Review: Eosone RSF-400 Monitor

Category: Speakers

Recordings used: Ambient, Eurodance, Industrial, Alternative.

I feel that sound should be enveloping, a speaker should surround you with music while still providing a relatively clear reproduction of a recording. The Eosones replaced my very first system, Technics floor standing speakers, which to my standards today were horrendous. The Eosones did an excellent job of creating sound that had a large sweet spot, and through its use of rear projecting tweeters (rare at this price) to project out of phase sound to the walls (12" behind them), which recirculated it at a slightly slower rate, making the sound more three dimensional. The bass in above par for a bookshelf model, the fit and finish is an excellent black gloss finish, not quite to NHT standards but still nice to look at. Unfortunently it does not have bi-wire capability, and the sound is far from natural sounding, but that really wasn't what these speakers were made for. They were created for low-end audio consumers who wanted something a little better than Sony and JBL. I still enjoy listening to these speakers even though they've been replaced with a pair of Mission 773e. For the money you cant beat these entry level speakers if you are looking for something to fill your room with sound, albeit slightly artificial. For specs the website is still open along with plenty of information from the creator, Nudell. (WWW.EOSONE.COM)

Associated gear
Denon 2800 MKII DVD Player
Yamaha HTR-5460 Surround Receiver
Star Quad 9 AWG Silver/Teflon Cables
Superior Glass Toslink
Metal Technology spiked stands

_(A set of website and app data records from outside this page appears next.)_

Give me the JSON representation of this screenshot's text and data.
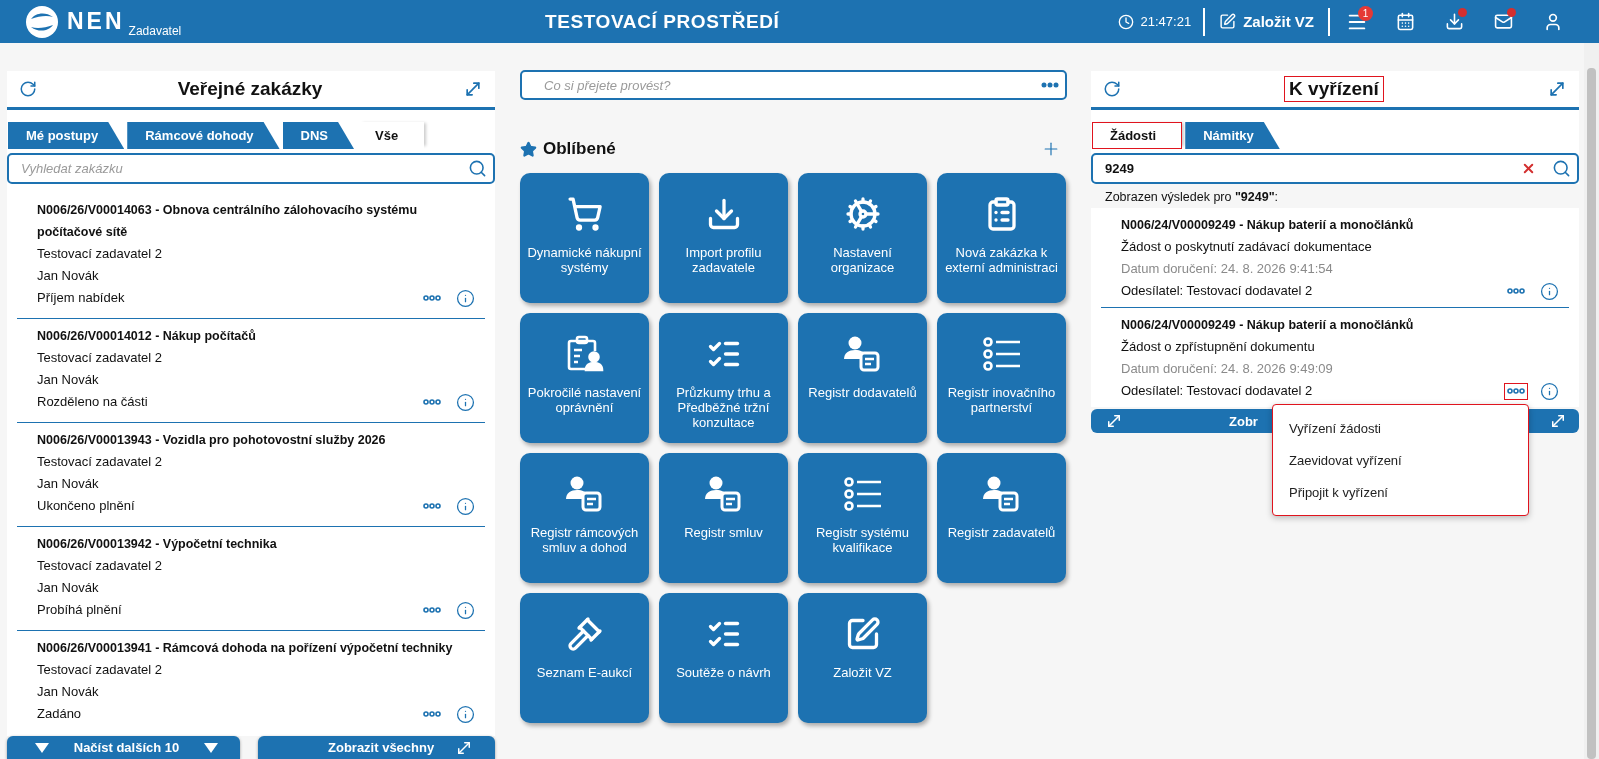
{
  "header": {
    "logo": "NEN",
    "logo_subtitle": "Zadavatel",
    "title": "TESTOVACÍ PROSTŘEDÍ",
    "time": "21:47:21",
    "create_button": "Založit VZ",
    "menu_badge": "1",
    "downloads_notification": true,
    "mail_notification": true
  },
  "left_panel": {
    "title": "Veřejné zakázky",
    "tabs": [
      {
        "label": "Mé postupy",
        "selected": false
      },
      {
        "label": "Rámcové dohody",
        "selected": false
      },
      {
        "label": "DNS",
        "selected": false
      },
      {
        "label": "Vše",
        "selected": true
      }
    ],
    "search": {
      "placeholder": "Vyhledat zakázku"
    },
    "items": [
      {
        "title": "N006/26/V00014063 - Obnova centrálního zálohovacího systému počítačové sítě",
        "buyer": "Testovací zadavatel 2",
        "person": "Jan Novák",
        "status": "Příjem nabídek"
      },
      {
        "title": "N006/26/V00014012 - Nákup počítačů",
        "buyer": "Testovací zadavatel 2",
        "person": "Jan Novák",
        "status": "Rozděleno na části"
      },
      {
        "title": "N006/26/V00013943 - Vozidla pro pohotovostní služby 2026",
        "buyer": "Testovací zadavatel 2",
        "person": "Jan Novák",
        "status": "Ukončeno plnění"
      },
      {
        "title": "N006/26/V00013942 - Výpočetní technika",
        "buyer": "Testovací zadavatel 2",
        "person": "Jan Novák",
        "status": "Probíhá plnění"
      },
      {
        "title": "N006/26/V00013941 - Rámcová dohoda na pořízení výpočetní techniky",
        "buyer": "Testovací zadavatel 2",
        "person": "Jan Novák",
        "status": "Zadáno"
      }
    ],
    "load_more_button": "Načíst dalších 10",
    "show_all_button": "Zobrazit všechny"
  },
  "center": {
    "command_field": {
      "placeholder": "Co si přejete provést?"
    },
    "favorites": {
      "title": "Oblíbené",
      "tiles": [
        {
          "kind": "cart",
          "label": "Dynamické nákupní systémy"
        },
        {
          "kind": "import",
          "label": "Import profilu zadavatele"
        },
        {
          "kind": "organization",
          "label": "Nastavení organizace"
        },
        {
          "kind": "clipboard-share",
          "label": "Nová zakázka k externí administraci"
        },
        {
          "kind": "clipboard-person",
          "label": "Pokročilé nastavení oprávnění"
        },
        {
          "kind": "checklist",
          "label": "Průzkumy trhu a Předběžné tržní konzultace"
        },
        {
          "kind": "person-document",
          "label": "Registr dodavatelů"
        },
        {
          "kind": "circle-list",
          "label": "Registr inovačního partnerství"
        },
        {
          "kind": "person-document",
          "label": "Registr rámcových smluv a dohod"
        },
        {
          "kind": "person-document",
          "label": "Registr smluv"
        },
        {
          "kind": "circle-list",
          "label": "Registr systému kvalifikace"
        },
        {
          "kind": "person-document",
          "label": "Registr zadavatelů"
        },
        {
          "kind": "gavel",
          "label": "Seznam E-aukcí"
        },
        {
          "kind": "checklist",
          "label": "Soutěže o návrh"
        },
        {
          "kind": "edit",
          "label": "Založit VZ"
        }
      ]
    }
  },
  "right_panel": {
    "title": "K vyřízení",
    "title_highlighted": true,
    "tabs": [
      {
        "label": "Žádosti",
        "selected": true,
        "highlighted": true
      },
      {
        "label": "Námitky",
        "selected": false,
        "highlighted": false
      }
    ],
    "search": {
      "value": "9249"
    },
    "result_text": "Zobrazen výsledek pro **\"9249\"**:",
    "items": [
      {
        "title": "N006/24/V00009249 - Nákup baterií a monočlánků",
        "request": "Žádost o poskytnutí zadávací dokumentace",
        "date": "Datum doručení: 24. 8. 2026 9:41:54",
        "sender": "Odesílatel: Testovací dodavatel 2",
        "menu_open": false
      },
      {
        "title": "N006/24/V00009249 - Nákup baterií a monočlánků",
        "request": "Žádost o zpřístupnění dokumentu",
        "date": "Datum doručení: 24. 8. 2026 9:49:09",
        "sender": "Odesílatel: Testovací dodavatel 2",
        "menu_open": true
      }
    ],
    "show_all_button": "Zobr",
    "menu": {
      "highlighted": true,
      "items": [
        "Vyřízení žádosti",
        "Zaevidovat vyřízení",
        "Připojit k vyřízení"
      ]
    }
  }
}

Similar products
B&W, Klipsch, Polk, Yamaha, Energy, Mission, PSB, Snell.
Unfortunately...Eosone never received a fair shake from the audiophile community...they were...afterall...somewhat of a DEF TECH clone sold exclusively at BB...not a ringing endorsement for hi enders...I recently acquired a pair, the floorstanding rsf 400s...and although far from perfect...they are still a unique speaker today...they have a room filling, laid back, somewhat "soft" presentation...however...the bass...on a good surprisingly punchy and musical...albeit a bit warm at times...they have a full sound with nice center fill imaging...

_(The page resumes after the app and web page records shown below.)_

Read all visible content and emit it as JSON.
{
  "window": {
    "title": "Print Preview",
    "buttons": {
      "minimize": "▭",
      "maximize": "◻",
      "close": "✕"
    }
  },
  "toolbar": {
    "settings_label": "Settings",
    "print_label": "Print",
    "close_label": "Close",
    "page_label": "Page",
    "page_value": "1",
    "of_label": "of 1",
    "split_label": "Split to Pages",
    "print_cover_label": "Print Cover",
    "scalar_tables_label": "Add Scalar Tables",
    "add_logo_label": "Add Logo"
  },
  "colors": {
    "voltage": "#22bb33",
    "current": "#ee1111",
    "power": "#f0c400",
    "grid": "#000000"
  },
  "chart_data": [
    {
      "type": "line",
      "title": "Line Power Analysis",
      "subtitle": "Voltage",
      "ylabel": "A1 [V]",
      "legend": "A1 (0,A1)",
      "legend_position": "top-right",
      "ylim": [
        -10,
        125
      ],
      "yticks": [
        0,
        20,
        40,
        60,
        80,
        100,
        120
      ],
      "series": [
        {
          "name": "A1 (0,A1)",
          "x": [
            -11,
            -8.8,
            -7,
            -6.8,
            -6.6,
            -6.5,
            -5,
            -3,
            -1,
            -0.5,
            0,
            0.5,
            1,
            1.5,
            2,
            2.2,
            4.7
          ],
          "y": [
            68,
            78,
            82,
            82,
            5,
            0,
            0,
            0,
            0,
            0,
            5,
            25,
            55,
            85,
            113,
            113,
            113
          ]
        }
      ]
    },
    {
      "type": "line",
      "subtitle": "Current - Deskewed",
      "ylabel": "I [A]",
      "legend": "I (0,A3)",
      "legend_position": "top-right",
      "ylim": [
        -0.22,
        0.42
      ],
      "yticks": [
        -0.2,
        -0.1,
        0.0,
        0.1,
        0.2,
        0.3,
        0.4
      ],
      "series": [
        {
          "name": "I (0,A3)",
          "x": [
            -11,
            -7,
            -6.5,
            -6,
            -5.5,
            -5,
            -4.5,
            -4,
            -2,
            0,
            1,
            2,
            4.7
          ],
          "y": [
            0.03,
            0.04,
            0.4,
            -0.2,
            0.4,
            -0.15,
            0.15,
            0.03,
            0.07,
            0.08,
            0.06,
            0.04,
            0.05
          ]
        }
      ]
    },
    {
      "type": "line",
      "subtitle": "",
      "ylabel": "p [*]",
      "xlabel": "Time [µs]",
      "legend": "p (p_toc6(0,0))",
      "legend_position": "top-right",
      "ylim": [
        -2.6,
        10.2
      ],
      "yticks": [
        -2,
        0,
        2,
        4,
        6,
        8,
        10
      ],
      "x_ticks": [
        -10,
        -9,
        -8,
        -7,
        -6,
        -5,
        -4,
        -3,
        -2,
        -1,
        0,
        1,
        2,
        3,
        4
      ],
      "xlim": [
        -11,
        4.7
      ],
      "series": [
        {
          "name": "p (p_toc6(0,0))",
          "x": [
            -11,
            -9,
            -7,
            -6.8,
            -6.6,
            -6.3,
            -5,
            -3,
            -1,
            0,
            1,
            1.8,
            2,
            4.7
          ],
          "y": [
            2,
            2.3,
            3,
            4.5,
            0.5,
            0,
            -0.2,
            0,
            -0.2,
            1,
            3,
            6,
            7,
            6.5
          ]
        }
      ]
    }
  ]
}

I know this is an old thread but I believe that Eosone 400s (which I own) didn't get their fair shake due to the fact that Snell has already made this exact same speaker model "E" a decade earlier and the Snell still sounds better. I own the Snell E3 and when you copy a speaker that highly praised and as well known as that, you leave little room for praise. Especially when you can't even improve on the stolen idea plus made a larger cabinet to boot. 

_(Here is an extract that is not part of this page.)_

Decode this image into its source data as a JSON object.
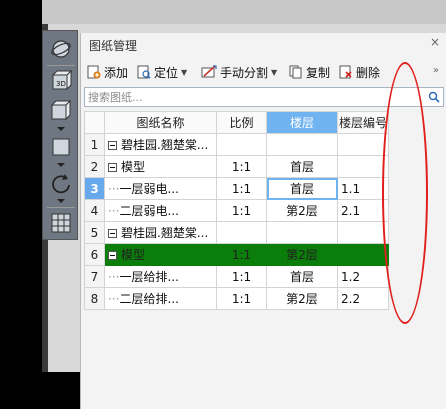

So if Def Tech made a close copy of the eosone then they too attempted to borrow existing design from Snell E series. The Snell E is one of the only manufactured speakers that are not intolerable, of course they still can't compete with my main speakers, but they will hang with the best of them made before 2000.

The eosone are not bad but lack the control of a well designed speaker, I'm not a polk fan although I own a pile of them, I did not buy them for my own use but rather took them in for cheap in hopes to resell for a few extra $.

I can say that I thought the overall design was terrible and they needed some rethinking of how they were constructed. Making the top piece removable was nonsense plus the huge ledge they had looked awkward.i made a new top in black lacquer finish and glued and screwed it on. The bottom was just a bad so it too was removed are placed with a much more modern wrapp around foot the front grill was remade to just cover the speakers and not go to the bottom giving it a smaller look. They wete Herman Munster big and ugly so that's why they failed. Can't expect much when you copy another speaker and can't even match the sound.


The Snell does provide biwure and also has a control for the rear tweeter